I'm in the midst of reading Betty Smith's A Tree Grows in Brooklyn, and I thought of the great pride little Francie's father took in the union.

"A thought struck him. "The Union label on my apron!"

"It's right here, sewn in the seam. I'll iron it out."

"That label is like an ornament, he explained, "like a rose that you wear....Before I joined the Union the bosses paid me what they felt like. Sometimes they paid me nothing. The tips, they said, would take care of me. Some places even charged me for the privilege of working. The tips were so big they said, that they could sell the concession. Then I joined the Union...The Union gets me jobs where the boss has to pay me certain wages, regardless of tips. All trade should be unionized."

I love black and white photography. What were their stories? Francie would stay up listening to her father tell her mother about the night's events at his singing waiter job. "The Nolans just couldn't get enough of life. They lived their own lives up to the hilt and that wasn't enough. They had to fill in on the lives of the people they came into contact with."

So we can't leave Little Italy without a glass of Chianti, $7 and gnocchi with a mascarpone cheese sauce, $9.75, at Buona Notte restaurant? Just walking through Little Italy made us reminisce about our cherished trip a few years back to Italy (Rome, Venice, Florence, Bologna, Capri). We loved it all.

A cappuccino and cannoli at Caffe Palermo. I can't relate to the American food guilt syndrome which mostly focuses on vanity issues of how thin one looks. I love eating. No apologies.

I'm so excited for another year. Stress and personal upheaval of some kind will always be a certainty. But as Francie felt "pleasant anticipation" going into the library (as do I), I'm feeling that way about 2012, and what other adventures await.
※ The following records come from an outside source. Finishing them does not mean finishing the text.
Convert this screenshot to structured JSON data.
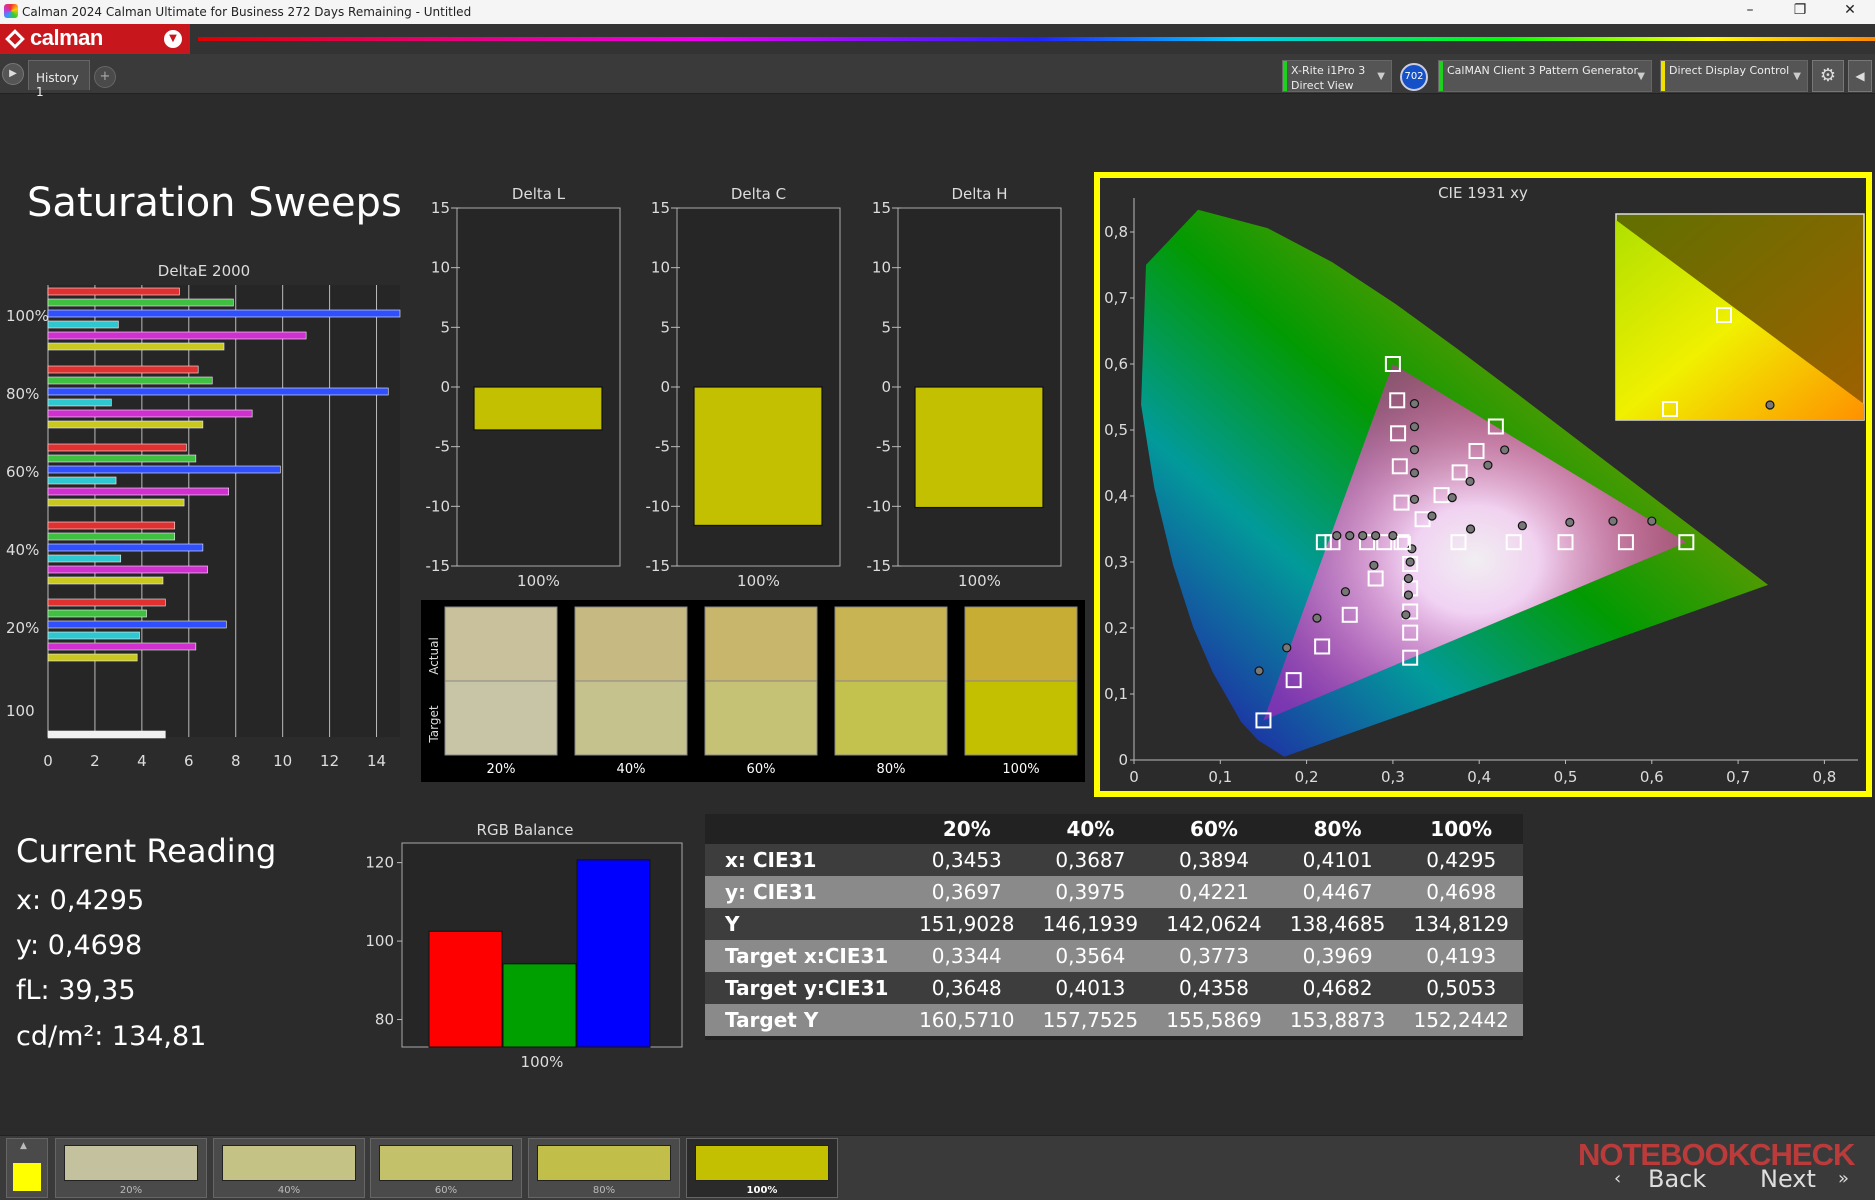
{
  "window": {
    "title": "Calman 2024 Calman Ultimate for Business 272 Days Remaining  - Untitled",
    "min": "–",
    "max": "❐",
    "close": "✕"
  },
  "brand": {
    "logo": "calman"
  },
  "tabs": [
    {
      "label": "History 1"
    }
  ],
  "toolbar": {
    "play": "▶",
    "add": "+",
    "meter_line1": "X-Rite i1Pro 3",
    "meter_line2": "Direct View",
    "meter_badge": "702",
    "generator": "CalMAN Client 3 Pattern Generator",
    "display": "Direct Display Control",
    "settings_icon": "gear-icon",
    "collapse_icon": "chevron-left-icon"
  },
  "page": {
    "title": "Saturation Sweeps"
  },
  "deltae_chart": {
    "title": "DeltaE 2000",
    "group_labels": [
      "100%",
      "80%",
      "60%",
      "40%",
      "20%",
      "100"
    ],
    "x_ticks": [
      "0",
      "2",
      "4",
      "6",
      "8",
      "10",
      "12",
      "14"
    ]
  },
  "delta_charts": [
    {
      "title": "Delta L",
      "xlabel": "100%",
      "value": -3.6,
      "y_ticks": [
        "15",
        "10",
        "5",
        "0",
        "-5",
        "-10",
        "-15"
      ]
    },
    {
      "title": "Delta C",
      "xlabel": "100%",
      "value": -11.6,
      "y_ticks": [
        "15",
        "10",
        "5",
        "0",
        "-5",
        "-10",
        "-15"
      ]
    },
    {
      "title": "Delta H",
      "xlabel": "100%",
      "value": -10.1,
      "y_ticks": [
        "15",
        "10",
        "5",
        "0",
        "-5",
        "-10",
        "-15"
      ]
    }
  ],
  "swatches": {
    "row_labels": [
      "Actual",
      "Target"
    ],
    "items": [
      {
        "label": "20%",
        "actual": "#c9c19c",
        "target": "#c7c5a6"
      },
      {
        "label": "40%",
        "actual": "#c7b982",
        "target": "#c5c28e"
      },
      {
        "label": "60%",
        "actual": "#c8b66c",
        "target": "#c5c276"
      },
      {
        "label": "80%",
        "actual": "#c8b452",
        "target": "#c3c24e"
      },
      {
        "label": "100%",
        "actual": "#c8ad34",
        "target": "#c2c000"
      }
    ]
  },
  "cie_chart": {
    "title": "CIE 1931 xy",
    "x_ticks": [
      "0",
      "0,1",
      "0,2",
      "0,3",
      "0,4",
      "0,5",
      "0,6",
      "0,7",
      "0,8"
    ],
    "y_ticks": [
      "0",
      "0,1",
      "0,2",
      "0,3",
      "0,4",
      "0,5",
      "0,6",
      "0,7",
      "0,8"
    ]
  },
  "current_reading": {
    "title": "Current Reading",
    "x": "x: 0,4295",
    "y": "y: 0,4698",
    "fl": "fL: 39,35",
    "cdm2": "cd/m²: 134,81"
  },
  "rgb_balance": {
    "title": "RGB Balance",
    "xlabel": "100%",
    "y_ticks": [
      "120",
      "100",
      "80"
    ]
  },
  "table": {
    "columns": [
      "20%",
      "40%",
      "60%",
      "80%",
      "100%"
    ],
    "rows": [
      {
        "label": "x: CIE31",
        "values": [
          "0,3453",
          "0,3687",
          "0,3894",
          "0,4101",
          "0,4295"
        ]
      },
      {
        "label": "y: CIE31",
        "values": [
          "0,3697",
          "0,3975",
          "0,4221",
          "0,4467",
          "0,4698"
        ]
      },
      {
        "label": "Y",
        "values": [
          "151,9028",
          "146,1939",
          "142,0624",
          "138,4685",
          "134,8129"
        ]
      },
      {
        "label": "Target x:CIE31",
        "values": [
          "0,3344",
          "0,3564",
          "0,3773",
          "0,3969",
          "0,4193"
        ]
      },
      {
        "label": "Target y:CIE31",
        "values": [
          "0,3648",
          "0,4013",
          "0,4358",
          "0,4682",
          "0,5053"
        ]
      },
      {
        "label": "Target Y",
        "values": [
          "160,5710",
          "157,7525",
          "155,5869",
          "153,8873",
          "152,2442"
        ]
      }
    ]
  },
  "bottom": {
    "patches": [
      {
        "label": "20%",
        "color": "#c3c19e"
      },
      {
        "label": "40%",
        "color": "#c4c284"
      },
      {
        "label": "60%",
        "color": "#c4c16b"
      },
      {
        "label": "80%",
        "color": "#c1bf4a"
      },
      {
        "label": "100%",
        "color": "#c2c000"
      }
    ],
    "back": "Back",
    "next": "Next",
    "watermark": "NOTEBOOKCHECK"
  },
  "chart_data": [
    {
      "type": "bar",
      "title": "DeltaE 2000",
      "orientation": "horizontal",
      "xlim": [
        0,
        15
      ],
      "groups": [
        "100%",
        "80%",
        "60%",
        "40%",
        "20%",
        "100"
      ],
      "series": [
        {
          "color": "#e03030",
          "values": [
            5.6,
            6.4,
            5.9,
            5.4,
            5.0,
            null
          ]
        },
        {
          "color": "#40c040",
          "values": [
            7.9,
            7.0,
            6.3,
            5.4,
            4.2,
            null
          ]
        },
        {
          "color": "#3050ff",
          "values": [
            15.0,
            14.5,
            9.9,
            6.6,
            7.6,
            null
          ]
        },
        {
          "color": "#30c8d0",
          "values": [
            3.0,
            2.7,
            2.9,
            3.1,
            3.9,
            null
          ]
        },
        {
          "color": "#d030d0",
          "values": [
            11.0,
            8.7,
            7.7,
            6.8,
            6.3,
            null
          ]
        },
        {
          "color": "#c8c820",
          "values": [
            7.5,
            6.6,
            5.8,
            4.9,
            3.8,
            null
          ]
        },
        {
          "color": "#f0f0f0",
          "values": [
            null,
            null,
            null,
            null,
            null,
            5.0
          ]
        }
      ]
    },
    {
      "type": "bar",
      "title": "Delta L",
      "categories": [
        "100%"
      ],
      "values": [
        -3.6
      ],
      "ylim": [
        -15,
        15
      ]
    },
    {
      "type": "bar",
      "title": "Delta C",
      "categories": [
        "100%"
      ],
      "values": [
        -11.6
      ],
      "ylim": [
        -15,
        15
      ]
    },
    {
      "type": "bar",
      "title": "Delta H",
      "categories": [
        "100%"
      ],
      "values": [
        -10.1
      ],
      "ylim": [
        -15,
        15
      ]
    },
    {
      "type": "scatter",
      "title": "CIE 1931 xy",
      "xlim": [
        0,
        0.8
      ],
      "ylim": [
        0,
        0.8
      ],
      "gamut_triangle": [
        [
          0.64,
          0.33
        ],
        [
          0.3,
          0.6
        ],
        [
          0.15,
          0.06
        ]
      ],
      "white_point": [
        0.3127,
        0.329
      ],
      "targets": [
        [
          0.3344,
          0.3648
        ],
        [
          0.3564,
          0.4013
        ],
        [
          0.3773,
          0.4358
        ],
        [
          0.3969,
          0.4682
        ],
        [
          0.4193,
          0.5053
        ],
        [
          0.376,
          0.33
        ],
        [
          0.44,
          0.33
        ],
        [
          0.5,
          0.33
        ],
        [
          0.57,
          0.33
        ],
        [
          0.64,
          0.33
        ],
        [
          0.3,
          0.6
        ],
        [
          0.305,
          0.545
        ],
        [
          0.306,
          0.495
        ],
        [
          0.308,
          0.445
        ],
        [
          0.31,
          0.39
        ],
        [
          0.15,
          0.06
        ],
        [
          0.185,
          0.121
        ],
        [
          0.218,
          0.172
        ],
        [
          0.25,
          0.22
        ],
        [
          0.28,
          0.275
        ],
        [
          0.22,
          0.33
        ],
        [
          0.23,
          0.33
        ],
        [
          0.27,
          0.33
        ],
        [
          0.29,
          0.33
        ],
        [
          0.31,
          0.33
        ],
        [
          0.32,
          0.155
        ],
        [
          0.32,
          0.193
        ],
        [
          0.32,
          0.225
        ],
        [
          0.32,
          0.26
        ],
        [
          0.32,
          0.297
        ]
      ],
      "measured": [
        [
          0.3453,
          0.3697
        ],
        [
          0.3687,
          0.3975
        ],
        [
          0.3894,
          0.4221
        ],
        [
          0.4101,
          0.4467
        ],
        [
          0.4295,
          0.4698
        ],
        [
          0.39,
          0.35
        ],
        [
          0.45,
          0.355
        ],
        [
          0.505,
          0.36
        ],
        [
          0.555,
          0.362
        ],
        [
          0.6,
          0.362
        ],
        [
          0.325,
          0.54
        ],
        [
          0.325,
          0.505
        ],
        [
          0.325,
          0.47
        ],
        [
          0.325,
          0.435
        ],
        [
          0.325,
          0.395
        ],
        [
          0.145,
          0.135
        ],
        [
          0.177,
          0.17
        ],
        [
          0.212,
          0.215
        ],
        [
          0.245,
          0.255
        ],
        [
          0.278,
          0.295
        ],
        [
          0.235,
          0.34
        ],
        [
          0.25,
          0.34
        ],
        [
          0.265,
          0.34
        ],
        [
          0.28,
          0.34
        ],
        [
          0.3,
          0.34
        ],
        [
          0.315,
          0.22
        ],
        [
          0.318,
          0.25
        ],
        [
          0.318,
          0.275
        ],
        [
          0.32,
          0.3
        ],
        [
          0.322,
          0.32
        ]
      ]
    },
    {
      "type": "bar",
      "title": "RGB Balance",
      "categories": [
        "100%"
      ],
      "series": [
        {
          "color": "#ff0000",
          "values": [
            102.5
          ]
        },
        {
          "color": "#00a000",
          "values": [
            94.2
          ]
        },
        {
          "color": "#0000ff",
          "values": [
            120.7
          ]
        }
      ],
      "ylim": [
        73,
        125
      ]
    }
  ]
}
I'm grateful you are joining me as my American Dream Finder blog enters its second year.